Recurrent anaplastic medulloblastoma in cerebrospinal fluid after autologous hematopoietic stem cell transplant

Andrew C Nelson, Charanjeet Singh, H. Brent Clark, Stefan E. Pambuccian

Research output: Contribution to journalArticlepeer-review

2 Scopus citations

Abstract

Cerebrospinal fluid (CSF) dissemination can be seen relatively frequently in medulloblastomas and its presence at diagnosis is important for determining both treatment and prognosis. The anaplastic variant is an aggressive variant of medulloblastoma with characteristic histopathologic features and unfavorable prognosis that was included in the latest WHO classification. Herein, we report the CSF cytologic features of a case of recurrent anaplastic medulloblastoma in a 17-year-old male patient who had undergone autologous hematopoietic stem cell transplant as a part of the treatment protocol. The malignant cells were large, had high nucleocytoplasmic ratios, and highly pleomorphic, frequently polylobated nuclei with coarse chromatin and 1-3 visible nucleoli. These CSF cytologic features differed significantly from those of classic medulloblastoma, which usually shows small cells with rounded, rather uniform nuclei with fine ("blastic") chromatin.
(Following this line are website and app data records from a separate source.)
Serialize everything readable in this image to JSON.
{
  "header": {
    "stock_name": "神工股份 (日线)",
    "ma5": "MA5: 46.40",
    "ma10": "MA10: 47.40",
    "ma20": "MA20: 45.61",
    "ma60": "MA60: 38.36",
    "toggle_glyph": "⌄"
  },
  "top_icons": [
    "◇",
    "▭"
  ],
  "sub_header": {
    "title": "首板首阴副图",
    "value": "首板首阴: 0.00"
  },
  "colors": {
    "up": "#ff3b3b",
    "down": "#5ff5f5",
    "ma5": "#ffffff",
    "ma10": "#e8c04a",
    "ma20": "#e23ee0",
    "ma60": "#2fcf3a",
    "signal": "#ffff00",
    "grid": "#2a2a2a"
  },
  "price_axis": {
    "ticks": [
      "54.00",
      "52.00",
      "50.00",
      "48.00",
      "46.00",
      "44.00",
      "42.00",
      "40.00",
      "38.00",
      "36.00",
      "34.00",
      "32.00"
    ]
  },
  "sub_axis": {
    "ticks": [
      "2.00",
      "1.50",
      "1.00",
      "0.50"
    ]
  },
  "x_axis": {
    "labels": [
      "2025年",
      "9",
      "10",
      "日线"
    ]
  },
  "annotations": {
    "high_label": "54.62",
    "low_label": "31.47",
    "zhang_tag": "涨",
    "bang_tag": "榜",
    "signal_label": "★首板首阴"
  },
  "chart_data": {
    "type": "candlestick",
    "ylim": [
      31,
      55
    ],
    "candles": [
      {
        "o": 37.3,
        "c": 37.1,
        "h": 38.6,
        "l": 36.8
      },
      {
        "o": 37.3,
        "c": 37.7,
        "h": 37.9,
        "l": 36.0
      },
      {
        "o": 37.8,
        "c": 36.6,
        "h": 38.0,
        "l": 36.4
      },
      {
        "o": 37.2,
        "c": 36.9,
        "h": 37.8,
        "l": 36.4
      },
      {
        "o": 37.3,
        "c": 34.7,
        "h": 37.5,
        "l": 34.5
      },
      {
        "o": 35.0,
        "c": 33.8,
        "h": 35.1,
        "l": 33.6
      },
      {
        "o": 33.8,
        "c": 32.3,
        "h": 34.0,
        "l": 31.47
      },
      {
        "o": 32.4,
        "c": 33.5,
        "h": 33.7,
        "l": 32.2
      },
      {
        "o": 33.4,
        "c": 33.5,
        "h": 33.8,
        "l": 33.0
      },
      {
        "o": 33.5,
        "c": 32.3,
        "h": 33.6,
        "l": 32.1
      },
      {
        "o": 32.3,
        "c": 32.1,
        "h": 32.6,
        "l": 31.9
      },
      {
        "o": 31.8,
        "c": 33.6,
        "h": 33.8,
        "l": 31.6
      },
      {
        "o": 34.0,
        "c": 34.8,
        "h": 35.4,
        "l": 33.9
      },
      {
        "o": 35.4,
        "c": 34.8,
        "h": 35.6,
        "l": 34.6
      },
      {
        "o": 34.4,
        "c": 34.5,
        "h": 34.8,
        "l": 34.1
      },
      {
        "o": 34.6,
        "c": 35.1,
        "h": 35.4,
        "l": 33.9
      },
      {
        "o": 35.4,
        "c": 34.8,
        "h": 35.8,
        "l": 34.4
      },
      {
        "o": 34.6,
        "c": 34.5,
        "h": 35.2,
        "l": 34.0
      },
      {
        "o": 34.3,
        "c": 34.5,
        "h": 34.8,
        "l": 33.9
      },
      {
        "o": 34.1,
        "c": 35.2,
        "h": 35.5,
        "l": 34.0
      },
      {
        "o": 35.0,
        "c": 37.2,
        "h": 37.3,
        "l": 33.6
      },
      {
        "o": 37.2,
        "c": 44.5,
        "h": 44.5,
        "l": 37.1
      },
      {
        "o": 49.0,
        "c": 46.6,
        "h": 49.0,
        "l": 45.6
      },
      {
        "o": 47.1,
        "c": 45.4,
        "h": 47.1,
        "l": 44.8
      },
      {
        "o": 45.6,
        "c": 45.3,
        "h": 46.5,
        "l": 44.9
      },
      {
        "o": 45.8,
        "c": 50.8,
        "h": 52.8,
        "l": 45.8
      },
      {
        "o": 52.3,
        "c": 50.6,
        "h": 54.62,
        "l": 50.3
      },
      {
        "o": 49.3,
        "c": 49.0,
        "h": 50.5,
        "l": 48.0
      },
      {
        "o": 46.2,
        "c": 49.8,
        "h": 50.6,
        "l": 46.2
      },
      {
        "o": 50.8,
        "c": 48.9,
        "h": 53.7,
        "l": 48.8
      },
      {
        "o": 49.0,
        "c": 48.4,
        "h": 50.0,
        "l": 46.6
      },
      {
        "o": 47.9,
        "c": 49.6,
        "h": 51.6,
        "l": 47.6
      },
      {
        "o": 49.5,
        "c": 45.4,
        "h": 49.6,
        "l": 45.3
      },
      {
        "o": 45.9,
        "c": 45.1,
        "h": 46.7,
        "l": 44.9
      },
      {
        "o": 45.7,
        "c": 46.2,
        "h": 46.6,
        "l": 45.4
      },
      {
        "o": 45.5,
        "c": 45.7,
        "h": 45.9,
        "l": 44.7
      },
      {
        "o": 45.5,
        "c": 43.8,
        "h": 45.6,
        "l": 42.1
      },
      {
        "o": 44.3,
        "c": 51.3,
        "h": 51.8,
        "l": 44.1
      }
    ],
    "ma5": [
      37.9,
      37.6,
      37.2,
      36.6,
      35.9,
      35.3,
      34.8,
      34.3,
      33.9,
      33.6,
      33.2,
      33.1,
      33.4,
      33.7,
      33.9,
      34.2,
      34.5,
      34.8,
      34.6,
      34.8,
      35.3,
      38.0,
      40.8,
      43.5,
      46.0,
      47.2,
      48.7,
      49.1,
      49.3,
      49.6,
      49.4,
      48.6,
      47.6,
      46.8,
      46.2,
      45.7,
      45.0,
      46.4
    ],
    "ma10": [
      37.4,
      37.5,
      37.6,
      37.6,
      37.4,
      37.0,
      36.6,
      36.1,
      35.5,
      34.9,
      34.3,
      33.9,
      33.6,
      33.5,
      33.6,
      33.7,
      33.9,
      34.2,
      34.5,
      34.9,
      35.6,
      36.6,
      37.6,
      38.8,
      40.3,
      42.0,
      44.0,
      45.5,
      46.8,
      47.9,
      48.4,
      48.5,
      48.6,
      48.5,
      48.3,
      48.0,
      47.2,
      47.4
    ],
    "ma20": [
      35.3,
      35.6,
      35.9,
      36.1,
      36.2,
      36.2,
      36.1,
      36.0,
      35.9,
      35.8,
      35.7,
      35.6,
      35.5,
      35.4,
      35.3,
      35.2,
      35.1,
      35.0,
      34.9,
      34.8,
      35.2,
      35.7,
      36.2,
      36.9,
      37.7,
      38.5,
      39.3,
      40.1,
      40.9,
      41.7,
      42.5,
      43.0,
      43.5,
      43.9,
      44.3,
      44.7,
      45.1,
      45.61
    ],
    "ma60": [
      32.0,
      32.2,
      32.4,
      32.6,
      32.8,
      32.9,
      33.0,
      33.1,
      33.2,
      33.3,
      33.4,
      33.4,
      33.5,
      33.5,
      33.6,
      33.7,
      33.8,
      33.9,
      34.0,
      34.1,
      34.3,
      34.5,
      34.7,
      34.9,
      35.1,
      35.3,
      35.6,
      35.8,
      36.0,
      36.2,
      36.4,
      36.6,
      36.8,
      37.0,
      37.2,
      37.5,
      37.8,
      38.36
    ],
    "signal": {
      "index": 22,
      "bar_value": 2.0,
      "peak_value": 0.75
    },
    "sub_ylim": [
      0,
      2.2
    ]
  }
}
The differential diagnosis of anaplastic medulloblastoma is broader than that of classic medulloblastoma, as it includes metastatic carcinomas and large cell lymphoma, a differential diagnosis especially pertinent in this patient with a history of autologous hematopoietic stem cell transplant. Awareness of these unusual but distinctive cytologic features is important for the accurate diagnosis of anaplastic medulloblastomas in CSF specimens and to avoid possible diagnostic pitfalls.

Original languageEnglish (US)
Pages (from-to)980-985
Number of pages6
JournalDiagnostic Cytopathology
Volume41
Issue number11
DOIs
StatePublished - Nov 1 2013

Keywords

  • anaplastic medulloblastoma
  • cerebrospinal fluid
  • cytology

Fingerprint Dive into the research topics of 'Recurrent anaplastic medulloblastoma in cerebrospinal fluid after autologous hematopoietic stem cell transplant'. Together they form a unique fingerprint.

Cite this